On March 19, 1945, something very unusual happened in a town called Namba in Angola. The community was undergoing a severe famine after a whole year without rain. The wife of the director of a small SDA mission in the community encouraged the people to fast and pray for divine intervention following the experience of hunger and drought. After the third day of prayer, a little girl of about five comes home with a handful of white coriander-like substance. Her parents bewildered by the strange thing queries her about what she was holding, and she says that some European men she met asked her to eat because God has heard their prayer.
When the family followed her to where she met the Europeans, they could not see anyone. Instead, the entire place was covered by the substance which tasted like honey and wafer. It was at this point that the community realized that they had manna from heaven. Fast forwarding, every Wednesday, and Friday, the people would get manna. Remarkably after the destruction of the mission house at the manna field during the Angolan civil war, the manna stopped falling. But when it was reconstructed in 2010 the rain on manna continued till date and it has become a pilgrimage and research location. No doubt God is still in the business of supplying needs (Phil 4:19), not just wants.
There is nobody without needs even the wealthiest people in the world could still be in need though they may have all they wanted in life and may not even know they need something. Needs are often beyond our immediate grasp that is why they are needs anyways. In the First Reading (Exo.16:2-4, 12-15), we see the people Israel expressing their need for food, but they do so in a very nasty way by grumbling against Moses and Aaron who represent God
In their desperate need for food, they wished they could stay back in the bondage of Egypt where they had enough to eat. The people of Israel forgot the mighty deed of God on their behalf as their need for food shielded them from remembering that the one who divided the red sea and brought them to safety could also supply their need. God responds to their grumbling by providing them with a menu which consists of bread (manna) and meat (quails).
Are we not often like the people of Israel, quick to complain about our current struggles while forgetting the great successes we receive from God. Often, we see the challenges but have no faith in the chances. We see the darkness of the night but have no confidence in the sunlight of the dawn.
Last Sunday our Lord Jesus Christ multiplied five barley loaves of bread and two fish to feed more than five thousand people. In the Gospel of today (6:24-35), those who enjoyed the meal the previous day and more came searching for Jesus Christ. It was a desperate search as they hired boats to get to the other side of the sea of Capernaum to make sure they get him.
The people were looking for Jesus because they wanted more bread. There is always a motivation for every action. On the 16th Sunday of this liturgical year, we encountered people who were searching for Jesus Christ because of their hunger for spiritual shepherding. This Sunday, the search changes to the quest for a miracle and correctly, they wanted more multiplication of bread.

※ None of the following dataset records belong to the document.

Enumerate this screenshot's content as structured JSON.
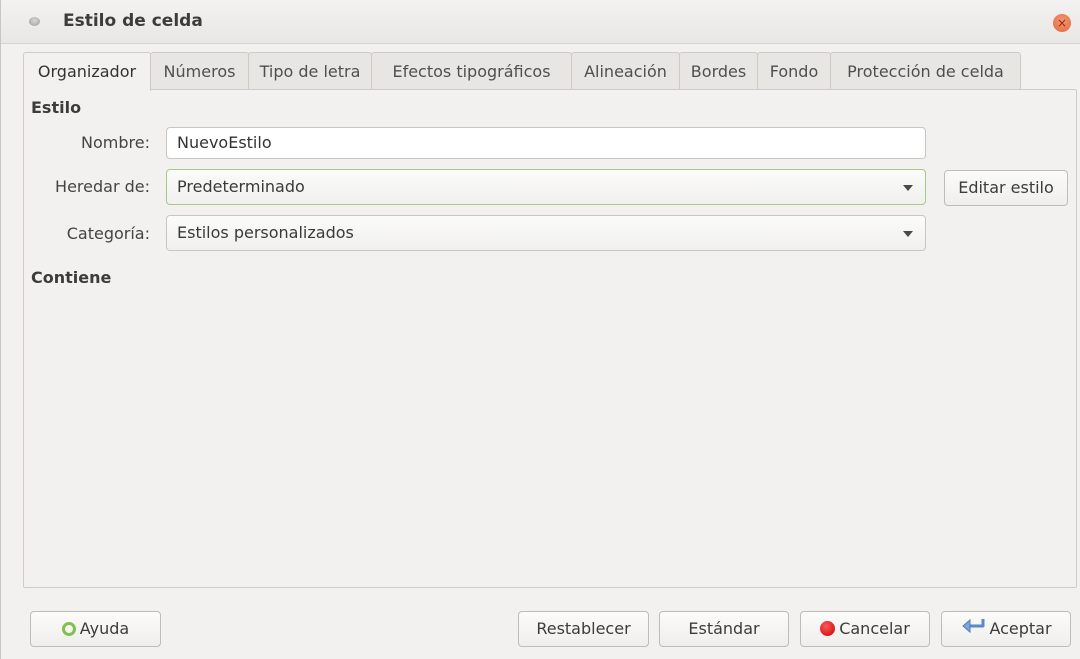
{
  "window": {
    "title": "Estilo de celda",
    "close_glyph": "×"
  },
  "tabs": [
    {
      "label": "Organizador",
      "active": true
    },
    {
      "label": "Números",
      "active": false
    },
    {
      "label": "Tipo de letra",
      "active": false
    },
    {
      "label": "Efectos tipográficos",
      "active": false
    },
    {
      "label": "Alineación",
      "active": false
    },
    {
      "label": "Bordes",
      "active": false
    },
    {
      "label": "Fondo",
      "active": false
    },
    {
      "label": "Protección de celda",
      "active": false
    }
  ],
  "style_section": {
    "title": "Estilo",
    "name_label": "Nombre:",
    "name_value": "NuevoEstilo",
    "inherit_label": "Heredar de:",
    "inherit_value": "Predeterminado",
    "edit_style_button": "Editar estilo",
    "category_label": "Categoría:",
    "category_value": "Estilos personalizados"
  },
  "contains_section": {
    "title": "Contiene"
  },
  "footer": {
    "help_button": "Ayuda",
    "reset_button": "Restablecer",
    "standard_button": "Estándar",
    "cancel_button": "Cancelar",
    "ok_button": "Aceptar"
  },
  "icons": {
    "help": "lifebuoy-icon",
    "cancel": "stop-icon",
    "ok": "return-arrow-icon",
    "dropdown": "chevron-down-icon"
  },
  "colors": {
    "accent_focus": "#a6c986",
    "close_button": "#e2673a",
    "cancel_icon": "#c40000",
    "help_icon": "#7ec24b",
    "ok_icon": "#5b88c9"
  }
}
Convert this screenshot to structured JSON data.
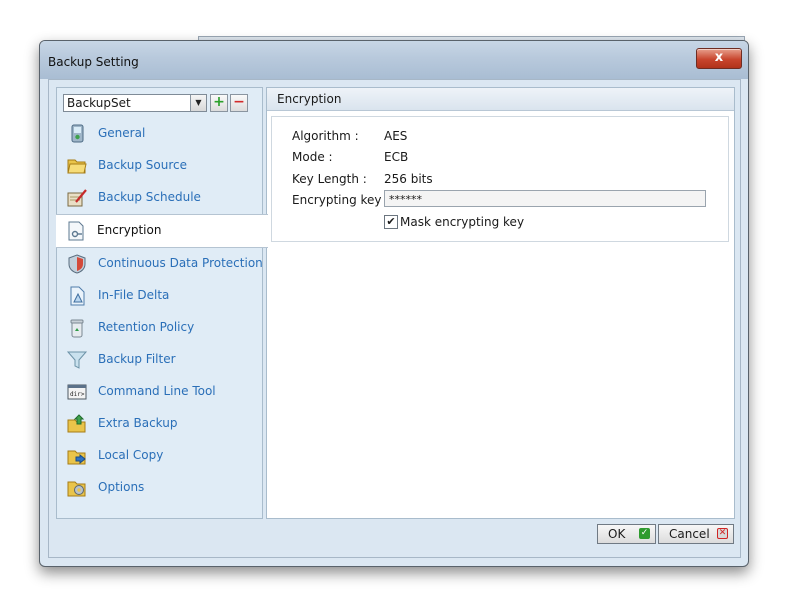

Our Lord tries to redirect their minds by telling them to work for the food that endures forever not the one that perishes. The instruction implies that they should expend the same time and energy to search for the eternal food instead of the one that would fill the stomach for a short time. The people were bent on getting bread for the moment, and they insist for a sign while quoting the miracle of the manna in the desert.
Most of us represent these miracle searchers as we continuously search for short-term fixes and immediate answers to current challenges; we seem to think less about eternal life which should be the greatest miracle in the final analysis of our earthly lives. Most people who attend prayer houses and run after men and women of God are searching for miracles and not for God. We are living in a world where people prefer signs to the real thing. The multiplication of the five barley loaves and two fish is a sign that God can increase and enlarge us if we put out trust in him.
We should not restrict our search for God to our bodily needs but to the wellbeing of our souls. A renewed way of searching for God would emerge when we put away the old self and put on the new self as St. Paul indicated in the Second Reading (Eph. 4:17, 20-24).
As we march into a new week, may we pay more attention to eternal values than temporary satisfaction. Those who had enough to eat became hungry the following day. God is still in the business of supplying all our needs (Phil 4:19). He knows what we need even before we ask (Matt. 6:8). We should, therefore, search for God not because we are in need but because we need Him, and He knows the end from the beginning (Isaiah 46:10).
May God bless you as you search for the eternal food and place your faith in God without grumbling against God over your temporal needs. Have a beautiful week ahead.